Ahead of the parliamentary elections scheduled on 24 April 2022, the NGO 8 March Institute (Inštitut 8. marec) has been running a Let’s go vote campaign (Gremo volit), encouraging voter turnout. In light of the upcoming elections, the NGO also prepared a draft law to overturn the anti-rights decisions of the incumbent Government, collecting signatures for the law to be submitted to the parliament (under the Law on civic initiative and referendum, any draft law can be submitted only with 5.000 citizens’ signatures). The 8 March Institute received a notice from the Inspectorate of Internal Affairs, headed by former Trbovlje police station assistant Marko Kandolf, who has close ties to Prime Minister Janez Janša’s SDS party. The Inspectorate accused the Institute of “leading an undeclared electoral campaign”, asking the NGO to prove otherwise. Kandolf wrote in his letter that he was calling on them on the basis of several anonymous reports he had received.

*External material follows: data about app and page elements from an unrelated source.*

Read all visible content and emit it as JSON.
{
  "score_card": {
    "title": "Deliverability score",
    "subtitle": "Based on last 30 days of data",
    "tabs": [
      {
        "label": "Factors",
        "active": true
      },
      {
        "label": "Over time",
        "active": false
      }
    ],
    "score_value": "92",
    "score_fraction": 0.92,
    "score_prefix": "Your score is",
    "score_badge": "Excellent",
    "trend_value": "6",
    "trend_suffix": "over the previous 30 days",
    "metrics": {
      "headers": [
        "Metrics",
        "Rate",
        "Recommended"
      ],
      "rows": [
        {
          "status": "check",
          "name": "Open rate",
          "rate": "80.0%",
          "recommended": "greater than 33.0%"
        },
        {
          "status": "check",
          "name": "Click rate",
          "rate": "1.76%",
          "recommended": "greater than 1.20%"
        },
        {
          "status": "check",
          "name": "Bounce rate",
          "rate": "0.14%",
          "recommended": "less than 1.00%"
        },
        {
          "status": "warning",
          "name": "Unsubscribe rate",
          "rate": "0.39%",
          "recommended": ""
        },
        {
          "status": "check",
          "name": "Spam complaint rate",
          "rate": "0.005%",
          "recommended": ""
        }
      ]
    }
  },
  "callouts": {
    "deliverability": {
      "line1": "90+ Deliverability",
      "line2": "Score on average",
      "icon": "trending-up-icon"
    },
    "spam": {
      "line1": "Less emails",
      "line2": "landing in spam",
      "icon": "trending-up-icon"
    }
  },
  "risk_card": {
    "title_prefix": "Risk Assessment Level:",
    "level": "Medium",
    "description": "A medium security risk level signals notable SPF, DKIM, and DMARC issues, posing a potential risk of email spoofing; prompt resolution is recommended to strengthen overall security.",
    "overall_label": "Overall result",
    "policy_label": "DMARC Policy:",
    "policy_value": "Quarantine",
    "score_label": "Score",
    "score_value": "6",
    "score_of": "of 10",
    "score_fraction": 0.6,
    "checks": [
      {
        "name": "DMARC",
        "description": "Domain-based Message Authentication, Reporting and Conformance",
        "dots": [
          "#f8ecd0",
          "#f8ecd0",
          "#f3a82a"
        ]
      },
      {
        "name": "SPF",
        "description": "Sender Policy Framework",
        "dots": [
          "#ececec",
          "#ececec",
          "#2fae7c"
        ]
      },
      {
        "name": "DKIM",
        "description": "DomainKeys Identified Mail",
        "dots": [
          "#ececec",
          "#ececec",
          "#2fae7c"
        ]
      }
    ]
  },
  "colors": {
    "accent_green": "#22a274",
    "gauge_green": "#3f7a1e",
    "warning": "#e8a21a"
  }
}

As reported by Dnevnik, the content of the Inspectorate’s notice is quite unusual, since it asks the Institute for evidence on “the content and programme of the election campaign” and the name of the person responsible for it. The 8 March Institute replied that they don’t run election campaigns, as they don’t disseminate political advertising content. During a press conference on 7 April, the Institute announced they’re also considering to appeal against Chief Inspector Kandolf for abuse of official position.
“It is clear that the ministry has approached the matter in a completely illegal manner“, said the NGO’s lawyer Nataša Pirc Musar, pointing out that an offence authority should never ask someone who is in an offence proceeding to provide evidence. “The path must be reversed“, stated Pirc Musar, according to STA, explaining that all those who find themselves in a trial have the right to remain silent and the privilege against self-incrimination. The Inspectorate of Internal Affairs put the burden of proof on the defendant, the 8 March Institute, as the letter of notice did not state what offence the NGO was being accused of, nor cite any evidence of the allegation.
The 8 March Institute, its leader Nika Kovač, the project Gremo volit and their collection of signatures in support of the bill against the harmful measures issued by the third Janša’s government have been targets of different kind of attacks by the former ruling party coalition, and especially by SDS party. Katarina Bervar Sternad of the Legal Network for the Protection of Democracy announced that they would report the attack on the 8 March Institute as a so-called SLAPP action (Strategic Lawsuits Against Public Participation). According to STA, the Legal Network will also report this attack to the European Commission in the framework of the reporting mechanism on the rule of law in Slovenia.